Short Selling Markets
Short Selling A Danger to the Stock Market?
In the Australian Financial Review's letters to the Editor on 4 August 2008, Rohan McJannet asks the rhetorical question “Aren’t these products (short selling) dangerous to a free market?”
The answer Rohan is unequivocally no. The recent fall in sharemarkets has prompted many similar calls. Short sellers are only the messenger.
Short selling is a fundamental element of a properly functioning market. It is used by a wide range of market participants and is critical to efficient operation and risk management in our capital markets. To be efficient a market has to incorporate all information, bad as well as good.
In the case of fund managers, short sellers will borrow securities in companies they believe are overvalued, which in turn they then sell, with a view to buying back later at a profit. There is no free ride to short sellers; if a security price rises, then the short seller is faced with a loss. If they are wrong, they suffer every bit as much (possibly more) than long buyers. But in the process stocks perceived to be “overvalued” are bought and those perceived to be “undervalued” are sold, supporting the very foundations of a free market.
I would argue that the suggestion to somehow place limits on short selling while allowing activities that support the market is “dangerous to a free market”. It would quickly spell an end to Australia’s ambitions to be a regional financial centre, by reducing the ability to raise capital, lowering liquidity and reducing the ability to properly manage risk.

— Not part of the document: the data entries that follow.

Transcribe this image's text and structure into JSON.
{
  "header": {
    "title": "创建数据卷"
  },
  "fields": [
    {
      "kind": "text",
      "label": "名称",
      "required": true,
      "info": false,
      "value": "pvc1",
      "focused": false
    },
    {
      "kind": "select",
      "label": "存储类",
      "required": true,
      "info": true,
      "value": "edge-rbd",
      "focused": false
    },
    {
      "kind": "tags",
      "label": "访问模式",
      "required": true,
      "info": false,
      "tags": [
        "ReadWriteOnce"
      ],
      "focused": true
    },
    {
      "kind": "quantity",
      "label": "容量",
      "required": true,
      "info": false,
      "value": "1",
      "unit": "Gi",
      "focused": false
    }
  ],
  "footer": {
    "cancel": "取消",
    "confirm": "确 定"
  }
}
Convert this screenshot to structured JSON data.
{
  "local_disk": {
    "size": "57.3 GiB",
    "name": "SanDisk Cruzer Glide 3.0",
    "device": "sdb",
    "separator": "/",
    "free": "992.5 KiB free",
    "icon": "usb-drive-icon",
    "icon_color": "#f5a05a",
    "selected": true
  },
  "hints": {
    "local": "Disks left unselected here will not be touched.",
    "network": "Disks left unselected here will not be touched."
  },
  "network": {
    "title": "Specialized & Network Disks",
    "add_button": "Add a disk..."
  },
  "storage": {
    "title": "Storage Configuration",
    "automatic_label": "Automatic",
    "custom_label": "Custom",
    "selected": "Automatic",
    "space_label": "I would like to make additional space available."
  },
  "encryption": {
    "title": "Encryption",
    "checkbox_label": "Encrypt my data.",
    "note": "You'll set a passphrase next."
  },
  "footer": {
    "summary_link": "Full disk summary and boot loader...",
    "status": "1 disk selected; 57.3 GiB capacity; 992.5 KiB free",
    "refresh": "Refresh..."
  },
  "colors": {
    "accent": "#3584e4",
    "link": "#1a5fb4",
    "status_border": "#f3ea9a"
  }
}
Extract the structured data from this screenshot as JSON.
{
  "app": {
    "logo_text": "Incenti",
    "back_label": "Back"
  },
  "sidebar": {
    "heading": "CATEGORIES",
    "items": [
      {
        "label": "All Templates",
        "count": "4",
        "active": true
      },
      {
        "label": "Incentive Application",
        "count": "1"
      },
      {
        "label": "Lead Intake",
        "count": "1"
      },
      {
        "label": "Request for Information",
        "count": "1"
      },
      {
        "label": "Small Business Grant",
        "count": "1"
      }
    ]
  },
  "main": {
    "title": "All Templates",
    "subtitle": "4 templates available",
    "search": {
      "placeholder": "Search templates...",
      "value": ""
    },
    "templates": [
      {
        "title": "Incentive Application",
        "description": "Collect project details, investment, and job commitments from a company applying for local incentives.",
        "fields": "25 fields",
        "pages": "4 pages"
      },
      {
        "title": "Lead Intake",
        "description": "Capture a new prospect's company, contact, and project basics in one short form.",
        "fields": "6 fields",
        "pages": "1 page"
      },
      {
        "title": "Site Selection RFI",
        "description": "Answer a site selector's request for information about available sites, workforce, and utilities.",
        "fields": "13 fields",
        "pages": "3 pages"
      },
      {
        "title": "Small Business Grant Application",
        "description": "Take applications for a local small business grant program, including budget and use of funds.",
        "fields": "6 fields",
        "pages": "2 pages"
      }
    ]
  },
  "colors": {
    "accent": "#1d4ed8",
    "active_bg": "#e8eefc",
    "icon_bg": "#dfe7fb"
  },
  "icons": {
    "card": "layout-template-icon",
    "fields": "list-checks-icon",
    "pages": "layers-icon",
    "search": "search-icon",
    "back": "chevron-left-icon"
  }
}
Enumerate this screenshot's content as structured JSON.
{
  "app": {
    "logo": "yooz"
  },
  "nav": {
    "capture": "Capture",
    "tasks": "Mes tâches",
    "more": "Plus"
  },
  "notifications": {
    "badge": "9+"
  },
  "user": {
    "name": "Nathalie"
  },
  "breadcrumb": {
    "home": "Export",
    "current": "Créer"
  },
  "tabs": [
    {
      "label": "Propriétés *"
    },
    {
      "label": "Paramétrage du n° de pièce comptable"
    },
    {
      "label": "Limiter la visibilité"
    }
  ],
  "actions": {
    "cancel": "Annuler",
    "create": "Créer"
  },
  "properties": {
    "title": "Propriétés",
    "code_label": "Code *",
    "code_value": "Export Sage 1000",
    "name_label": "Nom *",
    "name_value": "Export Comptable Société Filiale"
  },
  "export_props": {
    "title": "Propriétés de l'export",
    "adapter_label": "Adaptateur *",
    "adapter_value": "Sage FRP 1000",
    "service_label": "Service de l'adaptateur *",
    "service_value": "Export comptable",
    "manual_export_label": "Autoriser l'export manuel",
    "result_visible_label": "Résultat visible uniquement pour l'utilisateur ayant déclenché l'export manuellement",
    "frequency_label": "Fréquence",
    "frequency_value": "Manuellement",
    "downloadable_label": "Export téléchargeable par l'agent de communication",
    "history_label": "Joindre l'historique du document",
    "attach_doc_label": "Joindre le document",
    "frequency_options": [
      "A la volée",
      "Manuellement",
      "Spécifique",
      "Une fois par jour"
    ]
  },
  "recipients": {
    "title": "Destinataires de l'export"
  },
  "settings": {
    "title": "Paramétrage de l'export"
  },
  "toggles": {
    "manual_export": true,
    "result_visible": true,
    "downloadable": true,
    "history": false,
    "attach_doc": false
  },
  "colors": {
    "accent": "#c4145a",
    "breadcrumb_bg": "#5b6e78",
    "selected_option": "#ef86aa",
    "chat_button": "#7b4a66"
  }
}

Of course, retail investors will likely have benefited from short selling during the past year, if they had been invested in managed funds that had the ability and skills to short sell.
by Rick Steele